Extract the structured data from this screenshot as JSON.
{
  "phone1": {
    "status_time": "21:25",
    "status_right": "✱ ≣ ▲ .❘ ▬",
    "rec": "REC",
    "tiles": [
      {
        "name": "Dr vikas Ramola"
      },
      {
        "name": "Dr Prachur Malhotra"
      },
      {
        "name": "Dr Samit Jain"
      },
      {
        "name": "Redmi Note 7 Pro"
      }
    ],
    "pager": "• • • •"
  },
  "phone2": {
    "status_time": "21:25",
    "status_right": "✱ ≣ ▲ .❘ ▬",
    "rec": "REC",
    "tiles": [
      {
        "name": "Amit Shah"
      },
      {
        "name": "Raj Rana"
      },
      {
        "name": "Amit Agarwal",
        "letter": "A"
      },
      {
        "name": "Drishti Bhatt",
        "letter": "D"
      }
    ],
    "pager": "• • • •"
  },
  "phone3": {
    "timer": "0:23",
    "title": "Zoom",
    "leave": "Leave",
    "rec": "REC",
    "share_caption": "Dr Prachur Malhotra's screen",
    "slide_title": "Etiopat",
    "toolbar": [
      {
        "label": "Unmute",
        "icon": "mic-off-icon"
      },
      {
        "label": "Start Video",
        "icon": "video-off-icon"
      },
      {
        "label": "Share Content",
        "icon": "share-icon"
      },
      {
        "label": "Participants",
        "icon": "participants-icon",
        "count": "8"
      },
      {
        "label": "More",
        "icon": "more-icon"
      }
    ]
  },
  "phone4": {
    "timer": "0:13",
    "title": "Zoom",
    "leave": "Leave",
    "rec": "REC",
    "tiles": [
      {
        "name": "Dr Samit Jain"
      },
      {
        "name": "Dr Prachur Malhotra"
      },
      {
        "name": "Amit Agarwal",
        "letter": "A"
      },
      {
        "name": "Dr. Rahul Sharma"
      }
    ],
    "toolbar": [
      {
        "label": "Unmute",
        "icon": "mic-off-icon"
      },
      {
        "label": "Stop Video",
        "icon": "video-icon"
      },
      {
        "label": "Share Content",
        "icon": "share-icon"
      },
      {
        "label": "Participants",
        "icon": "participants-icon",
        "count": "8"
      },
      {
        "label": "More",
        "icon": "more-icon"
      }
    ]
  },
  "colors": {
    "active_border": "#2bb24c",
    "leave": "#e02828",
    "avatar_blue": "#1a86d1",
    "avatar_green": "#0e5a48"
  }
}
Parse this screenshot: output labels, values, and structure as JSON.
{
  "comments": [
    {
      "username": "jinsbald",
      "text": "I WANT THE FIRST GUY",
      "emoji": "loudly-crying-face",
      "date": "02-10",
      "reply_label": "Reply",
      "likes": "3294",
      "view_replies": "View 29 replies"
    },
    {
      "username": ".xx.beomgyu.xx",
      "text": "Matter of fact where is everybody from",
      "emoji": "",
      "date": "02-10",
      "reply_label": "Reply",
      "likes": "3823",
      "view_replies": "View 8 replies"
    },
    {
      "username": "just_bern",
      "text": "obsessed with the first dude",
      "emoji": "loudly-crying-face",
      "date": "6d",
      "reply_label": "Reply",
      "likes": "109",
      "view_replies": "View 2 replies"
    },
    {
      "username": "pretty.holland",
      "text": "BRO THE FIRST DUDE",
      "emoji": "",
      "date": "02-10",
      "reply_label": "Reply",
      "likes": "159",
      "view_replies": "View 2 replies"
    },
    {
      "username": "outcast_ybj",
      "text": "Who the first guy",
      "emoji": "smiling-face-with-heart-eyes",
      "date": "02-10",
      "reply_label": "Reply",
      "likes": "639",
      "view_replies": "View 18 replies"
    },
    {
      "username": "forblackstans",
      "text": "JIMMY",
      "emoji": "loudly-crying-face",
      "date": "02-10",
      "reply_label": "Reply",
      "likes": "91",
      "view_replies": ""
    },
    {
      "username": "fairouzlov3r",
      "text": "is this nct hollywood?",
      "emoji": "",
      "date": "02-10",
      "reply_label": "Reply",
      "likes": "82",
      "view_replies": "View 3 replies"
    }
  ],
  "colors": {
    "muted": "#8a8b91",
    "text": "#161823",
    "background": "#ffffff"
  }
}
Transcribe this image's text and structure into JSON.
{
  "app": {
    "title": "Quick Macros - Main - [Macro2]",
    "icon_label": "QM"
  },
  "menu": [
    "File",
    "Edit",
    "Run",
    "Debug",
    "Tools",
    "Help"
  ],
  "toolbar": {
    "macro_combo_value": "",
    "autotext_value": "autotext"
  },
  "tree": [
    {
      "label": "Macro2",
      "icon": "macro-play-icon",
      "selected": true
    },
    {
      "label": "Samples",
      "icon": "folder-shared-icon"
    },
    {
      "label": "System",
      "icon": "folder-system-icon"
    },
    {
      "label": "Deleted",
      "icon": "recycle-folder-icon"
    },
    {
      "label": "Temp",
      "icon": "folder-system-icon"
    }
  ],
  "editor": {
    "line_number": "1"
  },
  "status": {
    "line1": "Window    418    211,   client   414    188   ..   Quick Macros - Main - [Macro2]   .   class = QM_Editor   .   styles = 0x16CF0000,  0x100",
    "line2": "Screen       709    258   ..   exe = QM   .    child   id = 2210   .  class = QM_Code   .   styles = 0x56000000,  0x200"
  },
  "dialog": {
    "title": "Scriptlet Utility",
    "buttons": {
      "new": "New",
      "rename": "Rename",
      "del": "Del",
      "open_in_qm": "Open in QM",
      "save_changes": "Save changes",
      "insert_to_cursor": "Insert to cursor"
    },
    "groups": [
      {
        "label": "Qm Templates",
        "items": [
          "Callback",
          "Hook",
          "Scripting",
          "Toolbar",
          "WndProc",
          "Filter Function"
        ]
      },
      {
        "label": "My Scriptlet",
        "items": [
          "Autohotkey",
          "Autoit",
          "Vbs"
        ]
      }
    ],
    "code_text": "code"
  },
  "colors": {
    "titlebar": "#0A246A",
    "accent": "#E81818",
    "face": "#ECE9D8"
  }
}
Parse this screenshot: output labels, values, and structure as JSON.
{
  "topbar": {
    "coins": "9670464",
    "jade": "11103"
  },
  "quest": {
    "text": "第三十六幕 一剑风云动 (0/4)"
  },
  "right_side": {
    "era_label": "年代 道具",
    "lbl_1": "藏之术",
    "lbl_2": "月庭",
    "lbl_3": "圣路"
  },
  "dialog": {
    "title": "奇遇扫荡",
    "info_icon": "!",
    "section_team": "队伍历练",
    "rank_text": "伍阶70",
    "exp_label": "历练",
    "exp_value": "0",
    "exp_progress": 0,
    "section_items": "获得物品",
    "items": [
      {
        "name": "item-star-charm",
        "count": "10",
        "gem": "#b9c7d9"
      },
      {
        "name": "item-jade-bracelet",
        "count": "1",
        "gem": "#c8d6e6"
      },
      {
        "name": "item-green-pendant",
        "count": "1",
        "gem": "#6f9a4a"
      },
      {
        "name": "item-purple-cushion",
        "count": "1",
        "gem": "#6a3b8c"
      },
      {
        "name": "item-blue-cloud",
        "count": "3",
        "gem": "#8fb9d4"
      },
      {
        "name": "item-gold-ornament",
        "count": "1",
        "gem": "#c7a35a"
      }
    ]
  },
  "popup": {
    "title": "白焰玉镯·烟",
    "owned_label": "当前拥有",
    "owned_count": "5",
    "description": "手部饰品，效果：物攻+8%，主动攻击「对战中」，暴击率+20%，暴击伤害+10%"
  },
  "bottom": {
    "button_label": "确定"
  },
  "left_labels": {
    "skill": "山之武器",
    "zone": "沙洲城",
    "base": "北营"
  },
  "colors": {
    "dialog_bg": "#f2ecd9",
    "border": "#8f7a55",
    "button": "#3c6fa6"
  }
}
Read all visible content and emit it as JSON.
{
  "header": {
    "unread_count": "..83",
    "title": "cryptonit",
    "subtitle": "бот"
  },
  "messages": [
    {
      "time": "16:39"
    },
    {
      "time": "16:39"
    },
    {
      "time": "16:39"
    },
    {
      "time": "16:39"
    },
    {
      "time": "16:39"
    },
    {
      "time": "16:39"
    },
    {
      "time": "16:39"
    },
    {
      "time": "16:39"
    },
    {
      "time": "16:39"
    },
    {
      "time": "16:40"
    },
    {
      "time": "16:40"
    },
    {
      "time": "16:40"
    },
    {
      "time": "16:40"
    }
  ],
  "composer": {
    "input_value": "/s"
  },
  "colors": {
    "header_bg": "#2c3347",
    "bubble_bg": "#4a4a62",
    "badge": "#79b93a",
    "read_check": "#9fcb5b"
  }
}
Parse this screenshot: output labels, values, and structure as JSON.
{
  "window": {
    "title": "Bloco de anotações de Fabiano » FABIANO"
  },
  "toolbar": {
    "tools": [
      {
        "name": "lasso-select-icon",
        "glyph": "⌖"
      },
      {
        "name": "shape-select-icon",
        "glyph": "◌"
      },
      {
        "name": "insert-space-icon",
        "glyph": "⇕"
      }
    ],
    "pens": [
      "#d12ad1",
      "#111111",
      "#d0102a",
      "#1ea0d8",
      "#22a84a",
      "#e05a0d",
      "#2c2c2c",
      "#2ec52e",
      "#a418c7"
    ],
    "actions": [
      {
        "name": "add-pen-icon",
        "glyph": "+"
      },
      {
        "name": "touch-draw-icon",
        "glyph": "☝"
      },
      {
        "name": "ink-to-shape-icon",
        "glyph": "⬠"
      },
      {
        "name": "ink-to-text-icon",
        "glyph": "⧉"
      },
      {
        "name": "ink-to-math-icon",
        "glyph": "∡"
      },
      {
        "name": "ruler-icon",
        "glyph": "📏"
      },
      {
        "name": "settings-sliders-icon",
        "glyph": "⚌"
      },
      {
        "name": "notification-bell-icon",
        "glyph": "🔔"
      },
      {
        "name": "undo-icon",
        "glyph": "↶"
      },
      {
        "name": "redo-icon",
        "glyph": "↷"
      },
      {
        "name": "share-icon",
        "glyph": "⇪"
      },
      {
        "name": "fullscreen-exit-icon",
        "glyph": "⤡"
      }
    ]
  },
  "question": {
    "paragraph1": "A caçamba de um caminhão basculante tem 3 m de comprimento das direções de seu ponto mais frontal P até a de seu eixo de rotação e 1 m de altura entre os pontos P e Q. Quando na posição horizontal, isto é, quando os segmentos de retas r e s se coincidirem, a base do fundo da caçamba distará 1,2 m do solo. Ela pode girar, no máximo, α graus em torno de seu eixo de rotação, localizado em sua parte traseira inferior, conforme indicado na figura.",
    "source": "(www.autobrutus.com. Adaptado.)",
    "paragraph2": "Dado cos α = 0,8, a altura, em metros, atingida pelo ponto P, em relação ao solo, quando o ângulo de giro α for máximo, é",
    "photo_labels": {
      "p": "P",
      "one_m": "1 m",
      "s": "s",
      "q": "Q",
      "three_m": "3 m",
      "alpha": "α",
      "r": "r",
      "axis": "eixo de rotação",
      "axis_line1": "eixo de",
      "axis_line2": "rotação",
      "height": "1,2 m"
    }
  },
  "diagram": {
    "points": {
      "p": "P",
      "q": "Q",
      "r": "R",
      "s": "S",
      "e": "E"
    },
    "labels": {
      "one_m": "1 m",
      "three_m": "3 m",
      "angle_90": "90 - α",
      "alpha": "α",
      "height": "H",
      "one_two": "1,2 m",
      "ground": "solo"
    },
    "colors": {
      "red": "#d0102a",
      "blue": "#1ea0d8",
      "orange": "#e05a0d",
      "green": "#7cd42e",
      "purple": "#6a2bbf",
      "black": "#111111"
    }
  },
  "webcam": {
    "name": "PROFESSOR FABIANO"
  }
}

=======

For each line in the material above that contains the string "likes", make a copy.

* _YOUR RESPONSE_
      "likes": "3294",
      "likes": "3823",
      "likes": "109",
      "likes": "159",
      "likes": "639",
      "likes": "91",
      "likes": "82",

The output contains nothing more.